AMP CEO Craig Meller has quit following the shocking revelations. AAP
The banking royal commission has taken its first scalp with the dramatic resignation of one of Australia’s top business people, AMP chief executive Craig Meller.
Mr Meller announced on Friday morning he would be resigning with immediate effect days after shocking revelations emerged that AMP had been charging customers for services they were not receiving, and repeatedly lying to the regulator about it.
Making the announcement, the wealth management and insurance giant apologised “unreservedly” for the scandals heard at the royal commission.
Mr Meller, who had been due to retire at the end of the year, said he was “personally devastated” by the issues uncovered and the impact on customers.
However, he insisted he did not know about the behaviour but acknowledged that he was ultimately responsible.
“[A]s they occurred during my tenure as CEO, I believe that stepping down as CEO is an appropriate measure to begin the work that needs to be done to restore public and regulatory trust in AMP,” Mr Meller said.
The wealth management giant’s share price has been in freefall all week following the airing of the company’s behaviour, prompting the board to act quickly.
AMP said Mr Meller’s departure was a joint decision between himself and the board.
Mr Meller will be replaced temporarily by Mike Wilkins, a director on the AMP board and a former chief executive of fellow insurer IAG, while the company looks for a permanent replacement.
Among other measures, the company said it would call an “immediate, comprehensive review of AMP’s regulatory reporting and governance” in response to the revelations.
“This work will be overseen by a retired judge or equivalent independent expert who will be appointed imminently,” the firm said in the statement on Friday.
The revelations, which emerged on Monday and Tuesday, drew universal outrage, with all sides of politics unreservedly condemning AMP’s actions.
Treasurer Scott Morrison called the behaviour “deeply disturbing” and warned it was serious enough to warrant criminal convictions.
“They [AMP] have said that they basically charged people for services they didn’t provide and they have admitted to statements that were misleading to ASIC and to their own customers, and this is deeply distressing,” the Treasurer said on Wednesday.
“This type of behaviour can attract penalties which include jail time. That’s how serious these things are.”
Following news of Mr Meller’s deparature on Friday, Mr Morrison said Mr Meller’s resignation did not resolve the issue.
“Let’s not forget, it’s not just chief executives here,” the Treasurer told reporters.
“At the end of the day, the boards of these organisations are the custodians, really, of the governance, and I am sure that that will have plenty of attention, as the commission carries on its important work.”
Labor leader Bill Shorten said the revelations showed “change is needed”.

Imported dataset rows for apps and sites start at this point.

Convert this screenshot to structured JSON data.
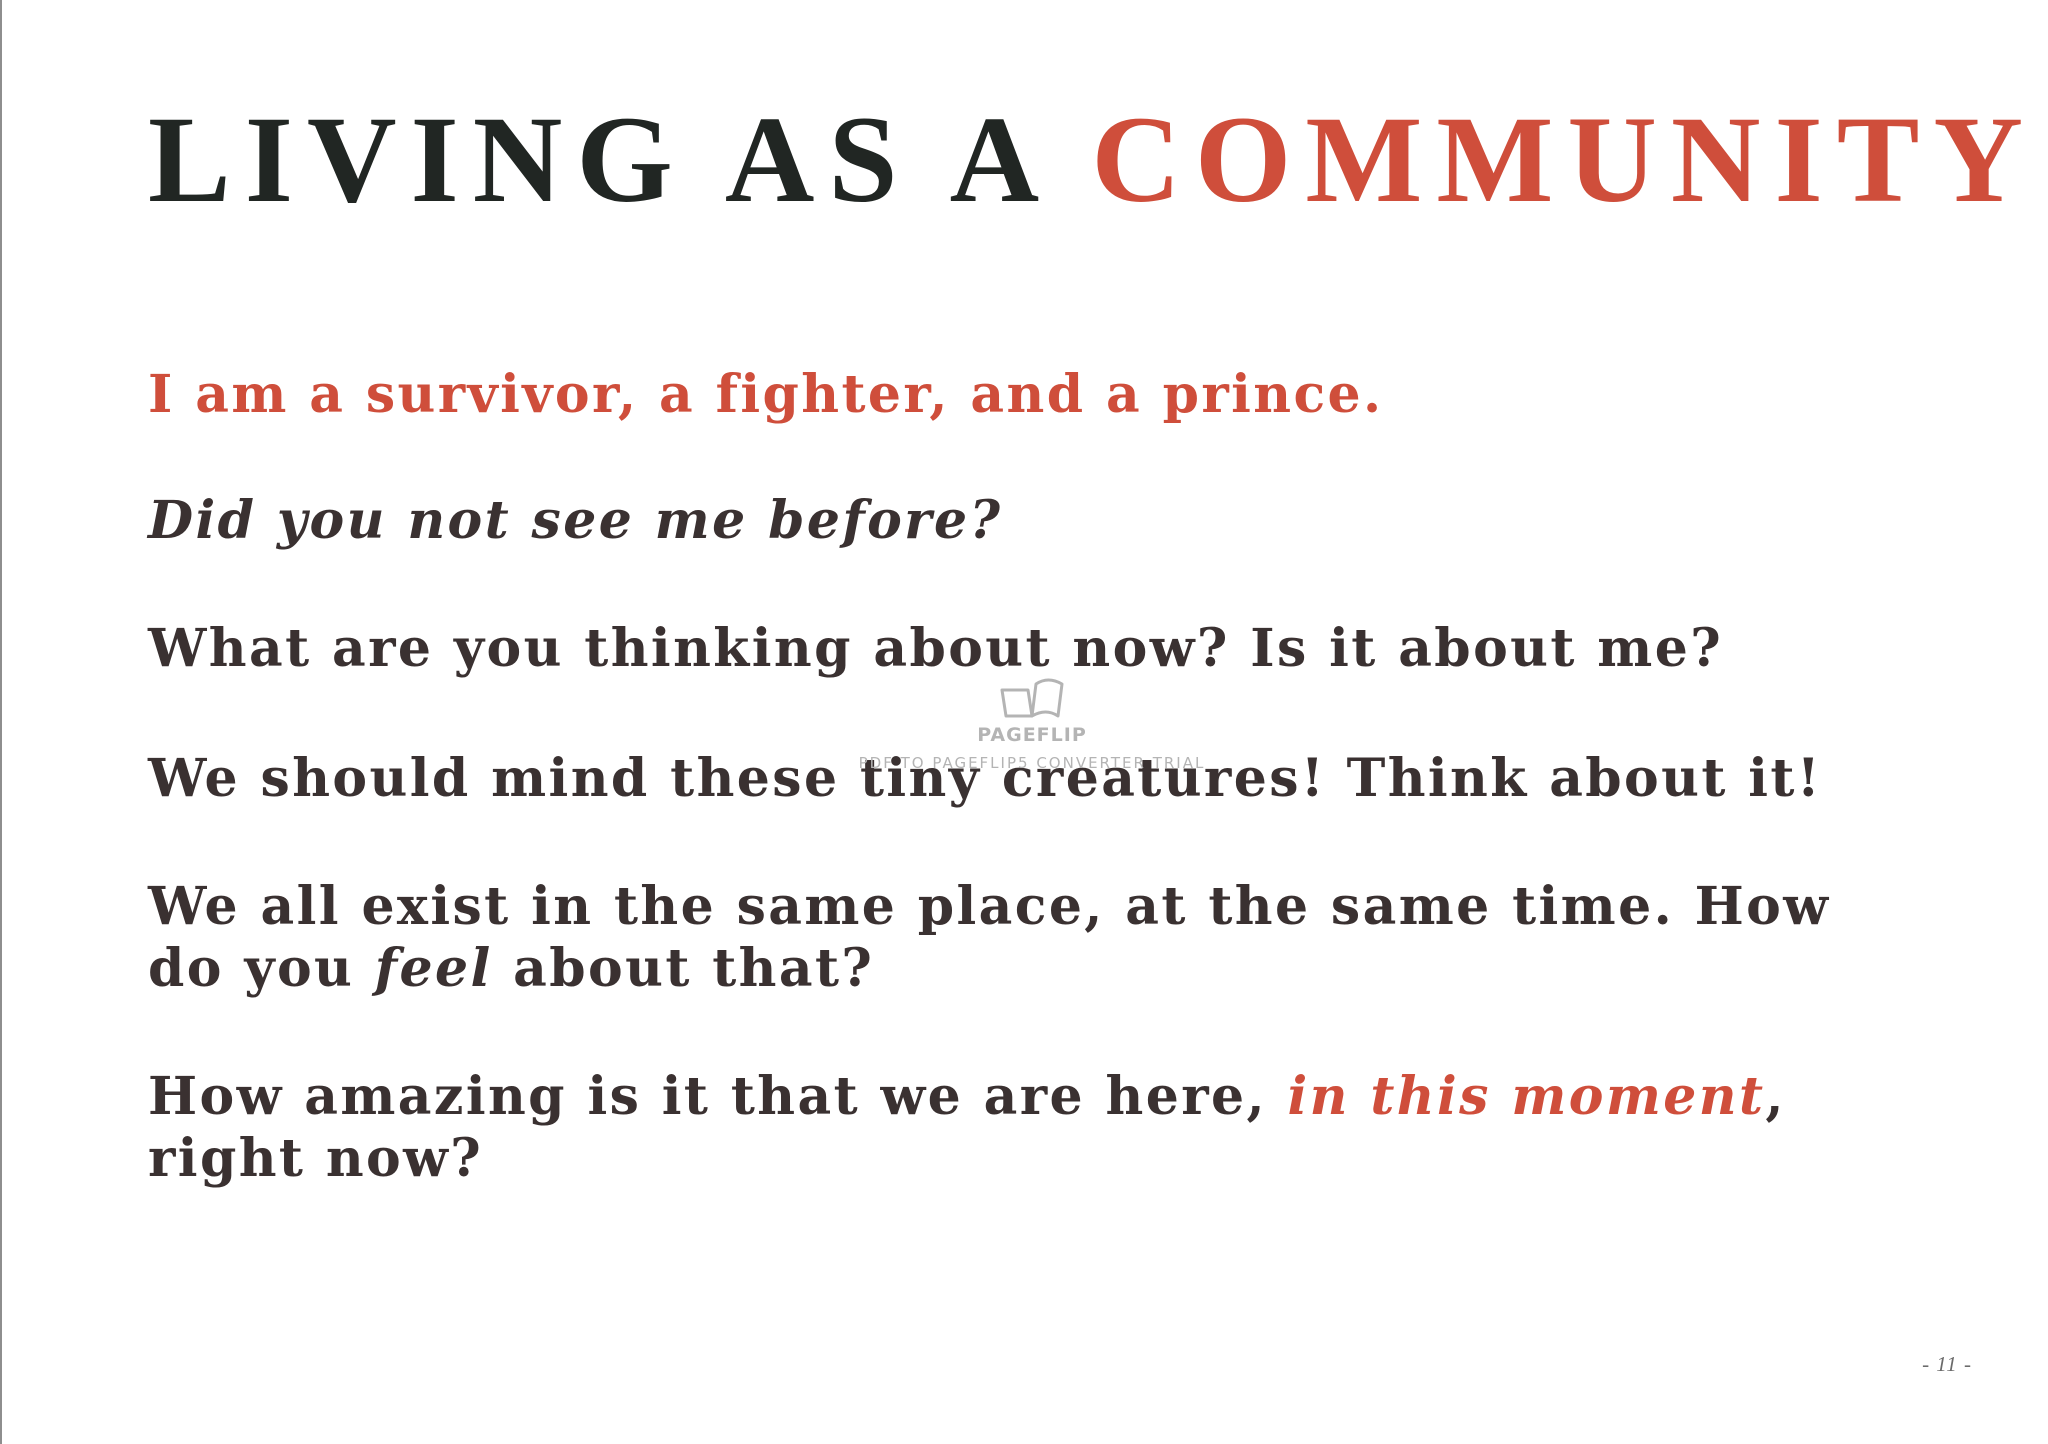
{
  "title": {
    "main": "LIVING AS A ",
    "accent": "COMMUNITY"
  },
  "colors": {
    "accent": "#cf4e3b",
    "heading": "#212623",
    "body": "#3a3131"
  },
  "paragraphs": {
    "p1": "I am a survivor, a fighter, and a prince.",
    "p2": "Did you not see me before?",
    "p3": "What are you thinking about now? Is it about me?",
    "p4": "We should mind these tiny creatures! Think about it!",
    "p5": {
      "before": "We all exist in the same place, at the same time. How do you ",
      "emphasis": "feel",
      "after": " about that?"
    },
    "p6": {
      "before": "How amazing is it that we are here, ",
      "emphasis": "in this moment",
      "after": ", right now?"
    }
  },
  "watermark": {
    "icon": "open-book-icon",
    "name": "PAGEFLIP",
    "subtitle": "PDF TO PAGEFLIP5 CONVERTER TRIAL"
  },
  "page_number": "- 11 -"
}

“It is needed desperately and it is needed urgently, and furthermore we cannot continue with Australia’s major financial institutions behaving in the manner that has been exposed already in the royal commission.”
Former deputy prime minister and Nationals MP Barnaby Joyce, who like the majority of the Liberal Party had initially opposed a royal commission, backtracked on Thursday, calling the revelations “beyond disturbing”.
“The banks appear to have blatantly taken the support of government as the reason they can do what they like,” he said in a statement.
“They should consider whether they should be in the financial planning business after the evidence delivered. It appears from evidence to be too much of a conflict of interest and a temptation for them,” he said.